TASK DESCRIPTION. Each line below should be set down again unchanged.

Data records for software interfaces:
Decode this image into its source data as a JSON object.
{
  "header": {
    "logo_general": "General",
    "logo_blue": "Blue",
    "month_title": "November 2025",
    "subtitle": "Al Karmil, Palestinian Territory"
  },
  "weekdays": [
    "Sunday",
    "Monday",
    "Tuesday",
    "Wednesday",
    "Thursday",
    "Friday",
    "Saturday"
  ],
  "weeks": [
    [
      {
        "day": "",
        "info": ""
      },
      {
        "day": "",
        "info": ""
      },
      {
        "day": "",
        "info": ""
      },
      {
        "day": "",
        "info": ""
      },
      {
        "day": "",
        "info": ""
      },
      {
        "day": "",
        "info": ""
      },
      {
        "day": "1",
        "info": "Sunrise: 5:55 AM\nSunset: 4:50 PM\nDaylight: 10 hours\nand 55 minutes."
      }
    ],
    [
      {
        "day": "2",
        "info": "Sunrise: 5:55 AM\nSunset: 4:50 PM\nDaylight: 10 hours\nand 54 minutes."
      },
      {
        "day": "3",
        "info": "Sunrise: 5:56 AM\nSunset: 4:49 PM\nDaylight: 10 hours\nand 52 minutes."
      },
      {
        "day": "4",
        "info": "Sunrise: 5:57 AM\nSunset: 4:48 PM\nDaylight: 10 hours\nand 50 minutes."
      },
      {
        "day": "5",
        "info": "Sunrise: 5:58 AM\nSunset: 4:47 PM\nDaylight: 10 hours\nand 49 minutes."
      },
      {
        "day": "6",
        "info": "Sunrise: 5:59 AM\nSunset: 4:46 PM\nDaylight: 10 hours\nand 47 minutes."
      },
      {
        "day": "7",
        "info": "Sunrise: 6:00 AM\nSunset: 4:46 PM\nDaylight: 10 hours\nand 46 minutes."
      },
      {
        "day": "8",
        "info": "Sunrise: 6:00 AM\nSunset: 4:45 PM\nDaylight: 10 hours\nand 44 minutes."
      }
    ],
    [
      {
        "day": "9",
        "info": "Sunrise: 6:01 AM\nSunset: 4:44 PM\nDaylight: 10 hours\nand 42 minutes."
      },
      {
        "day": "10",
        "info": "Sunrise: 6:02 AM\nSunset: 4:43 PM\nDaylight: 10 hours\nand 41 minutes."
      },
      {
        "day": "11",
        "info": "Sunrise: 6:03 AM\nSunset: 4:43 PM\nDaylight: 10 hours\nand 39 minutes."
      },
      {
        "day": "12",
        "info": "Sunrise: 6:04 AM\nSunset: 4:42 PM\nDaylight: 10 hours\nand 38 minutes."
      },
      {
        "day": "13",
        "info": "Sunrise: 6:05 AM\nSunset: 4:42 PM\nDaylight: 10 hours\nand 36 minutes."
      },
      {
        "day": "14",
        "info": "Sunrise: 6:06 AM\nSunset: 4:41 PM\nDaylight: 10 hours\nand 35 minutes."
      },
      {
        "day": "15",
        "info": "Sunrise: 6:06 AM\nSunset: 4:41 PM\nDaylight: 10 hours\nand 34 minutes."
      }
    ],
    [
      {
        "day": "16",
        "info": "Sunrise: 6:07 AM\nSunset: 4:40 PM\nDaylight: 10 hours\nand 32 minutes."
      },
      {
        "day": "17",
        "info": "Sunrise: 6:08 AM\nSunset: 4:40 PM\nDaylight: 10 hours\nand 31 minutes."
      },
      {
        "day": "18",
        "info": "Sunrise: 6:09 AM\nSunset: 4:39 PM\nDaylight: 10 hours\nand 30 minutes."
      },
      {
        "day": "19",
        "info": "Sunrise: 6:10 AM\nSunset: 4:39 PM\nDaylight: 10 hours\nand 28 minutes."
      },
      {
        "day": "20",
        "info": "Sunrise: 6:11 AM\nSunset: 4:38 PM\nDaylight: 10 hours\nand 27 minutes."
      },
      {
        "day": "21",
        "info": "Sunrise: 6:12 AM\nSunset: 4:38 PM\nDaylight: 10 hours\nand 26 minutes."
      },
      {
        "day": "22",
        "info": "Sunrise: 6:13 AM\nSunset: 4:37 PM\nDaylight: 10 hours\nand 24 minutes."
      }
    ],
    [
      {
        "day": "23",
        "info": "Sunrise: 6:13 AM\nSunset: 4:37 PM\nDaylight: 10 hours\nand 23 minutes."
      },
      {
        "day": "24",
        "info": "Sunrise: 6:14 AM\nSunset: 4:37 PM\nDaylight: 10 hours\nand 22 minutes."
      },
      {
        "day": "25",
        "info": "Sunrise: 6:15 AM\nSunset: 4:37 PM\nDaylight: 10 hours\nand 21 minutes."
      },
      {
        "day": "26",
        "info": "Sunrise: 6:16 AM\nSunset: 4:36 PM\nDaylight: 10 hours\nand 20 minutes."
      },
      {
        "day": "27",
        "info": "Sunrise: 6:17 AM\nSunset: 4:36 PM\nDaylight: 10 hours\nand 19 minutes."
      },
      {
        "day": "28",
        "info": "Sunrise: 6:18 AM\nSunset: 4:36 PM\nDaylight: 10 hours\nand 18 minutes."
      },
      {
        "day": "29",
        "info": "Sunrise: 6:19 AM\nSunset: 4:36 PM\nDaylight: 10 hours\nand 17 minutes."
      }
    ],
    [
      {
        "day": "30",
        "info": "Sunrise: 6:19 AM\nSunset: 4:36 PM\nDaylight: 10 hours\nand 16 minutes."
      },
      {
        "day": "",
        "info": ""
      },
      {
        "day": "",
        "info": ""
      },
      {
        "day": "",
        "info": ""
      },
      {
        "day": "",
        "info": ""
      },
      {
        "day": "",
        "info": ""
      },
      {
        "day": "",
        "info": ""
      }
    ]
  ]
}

TASK ANSWER.
Decode this image into its source data as a JSON object.
{
  "header": {
    "logo_general": "General",
    "logo_blue": "Blue",
    "month_title": "November 2025",
    "subtitle": "Al Karmil, Palestinian Territory"
  },
  "weekdays": [
    "Sunday",
    "Monday",
    "Tuesday",
    "Wednesday",
    "Thursday",
    "Friday",
    "Saturday"
  ],
  "weeks": [
    [
      {
        "day": "",
        "info": ""
      },
      {
        "day": "",
        "info": ""
      },
      {
        "day": "",
        "info": ""
      },
      {
        "day": "",
        "info": ""
      },
      {
        "day": "",
        "info": ""
      },
      {
        "day": "",
        "info": ""
      },
      {
        "day": "1",
        "info": "Sunrise: 5:55 AM\nSunset: 4:50 PM\nDaylight: 10 hours\nand 55 minutes."
      }
    ],
    [
      {
        "day": "2",
        "info": "Sunrise: 5:55 AM\nSunset: 4:50 PM\nDaylight: 10 hours\nand 54 minutes."
      },
      {
        "day": "3",
        "info": "Sunrise: 5:56 AM\nSunset: 4:49 PM\nDaylight: 10 hours\nand 52 minutes."
      },
      {
        "day": "4",
        "info": "Sunrise: 5:57 AM\nSunset: 4:48 PM\nDaylight: 10 hours\nand 50 minutes."
      },
      {
        "day": "5",
        "info": "Sunrise: 5:58 AM\nSunset: 4:47 PM\nDaylight: 10 hours\nand 49 minutes."
      },
      {
        "day": "6",
        "info": "Sunrise: 5:59 AM\nSunset: 4:46 PM\nDaylight: 10 hours\nand 47 minutes."
      },
      {
        "day": "7",
        "info": "Sunrise: 6:00 AM\nSunset: 4:46 PM\nDaylight: 10 hours\nand 46 minutes."
      },
      {
        "day": "8",
        "info": "Sunrise: 6:00 AM\nSunset: 4:45 PM\nDaylight: 10 hours\nand 44 minutes."
      }
    ],
    [
      {
        "day": "9",
        "info": "Sunrise: 6:01 AM\nSunset: 4:44 PM\nDaylight: 10 hours\nand 42 minutes."
      },
      {
        "day": "10",
        "info": "Sunrise: 6:02 AM\nSunset: 4:43 PM\nDaylight: 10 hours\nand 41 minutes."
      },
      {
        "day": "11",
        "info": "Sunrise: 6:03 AM\nSunset: 4:43 PM\nDaylight: 10 hours\nand 39 minutes."
      },
      {
        "day": "12",
        "info": "Sunrise: 6:04 AM\nSunset: 4:42 PM\nDaylight: 10 hours\nand 38 minutes."
      },
      {
        "day": "13",
        "info": "Sunrise: 6:05 AM\nSunset: 4:42 PM\nDaylight: 10 hours\nand 36 minutes."
      },
      {
        "day": "14",
        "info": "Sunrise: 6:06 AM\nSunset: 4:41 PM\nDaylight: 10 hours\nand 35 minutes."
      },
      {
        "day": "15",
        "info": "Sunrise: 6:06 AM\nSunset: 4:41 PM\nDaylight: 10 hours\nand 34 minutes."
      }
    ],
    [
      {
        "day": "16",
        "info": "Sunrise: 6:07 AM\nSunset: 4:40 PM\nDaylight: 10 hours\nand 32 minutes."
      },
      {
        "day": "17",
        "info": "Sunrise: 6:08 AM\nSunset: 4:40 PM\nDaylight: 10 hours\nand 31 minutes."
      },
      {
        "day": "18",
        "info": "Sunrise: 6:09 AM\nSunset: 4:39 PM\nDaylight: 10 hours\nand 30 minutes."
      },
      {
        "day": "19",
        "info": "Sunrise: 6:10 AM\nSunset: 4:39 PM\nDaylight: 10 hours\nand 28 minutes."
      },
      {
        "day": "20",
        "info": "Sunrise: 6:11 AM\nSunset: 4:38 PM\nDaylight: 10 hours\nand 27 minutes."
      },
      {
        "day": "21",
        "info": "Sunrise: 6:12 AM\nSunset: 4:38 PM\nDaylight: 10 hours\nand 26 minutes."
      },
      {
        "day": "22",
        "info": "Sunrise: 6:13 AM\nSunset: 4:37 PM\nDaylight: 10 hours\nand 24 minutes."
      }
    ],
    [
      {
        "day": "23",
        "info": "Sunrise: 6:13 AM\nSunset: 4:37 PM\nDaylight: 10 hours\nand 23 minutes."
      },
      {
        "day": "24",
        "info": "Sunrise: 6:14 AM\nSunset: 4:37 PM\nDaylight: 10 hours\nand 22 minutes."
      },
      {
        "day": "25",
        "info": "Sunrise: 6:15 AM\nSunset: 4:37 PM\nDaylight: 10 hours\nand 21 minutes."
      },
      {
        "day": "26",
        "info": "Sunrise: 6:16 AM\nSunset: 4:36 PM\nDaylight: 10 hours\nand 20 minutes."
      },
      {
        "day": "27",
        "info": "Sunrise: 6:17 AM\nSunset: 4:36 PM\nDaylight: 10 hours\nand 19 minutes."
      },
      {
        "day": "28",
        "info": "Sunrise: 6:18 AM\nSunset: 4:36 PM\nDaylight: 10 hours\nand 18 minutes."
      },
      {
        "day": "29",
        "info": "Sunrise: 6:19 AM\nSunset: 4:36 PM\nDaylight: 10 hours\nand 17 minutes."
      }
    ],
    [
      {
        "day": "30",
        "info": "Sunrise: 6:19 AM\nSunset: 4:36 PM\nDaylight: 10 hours\nand 16 minutes."
      },
      {
        "day": "",
        "info": ""
      },
      {
        "day": "",
        "info": ""
      },
      {
        "day": "",
        "info": ""
      },
      {
        "day": "",
        "info": ""
      },
      {
        "day": "",
        "info": ""
      },
      {
        "day": "",
        "info": ""
      }
    ]
  ]
}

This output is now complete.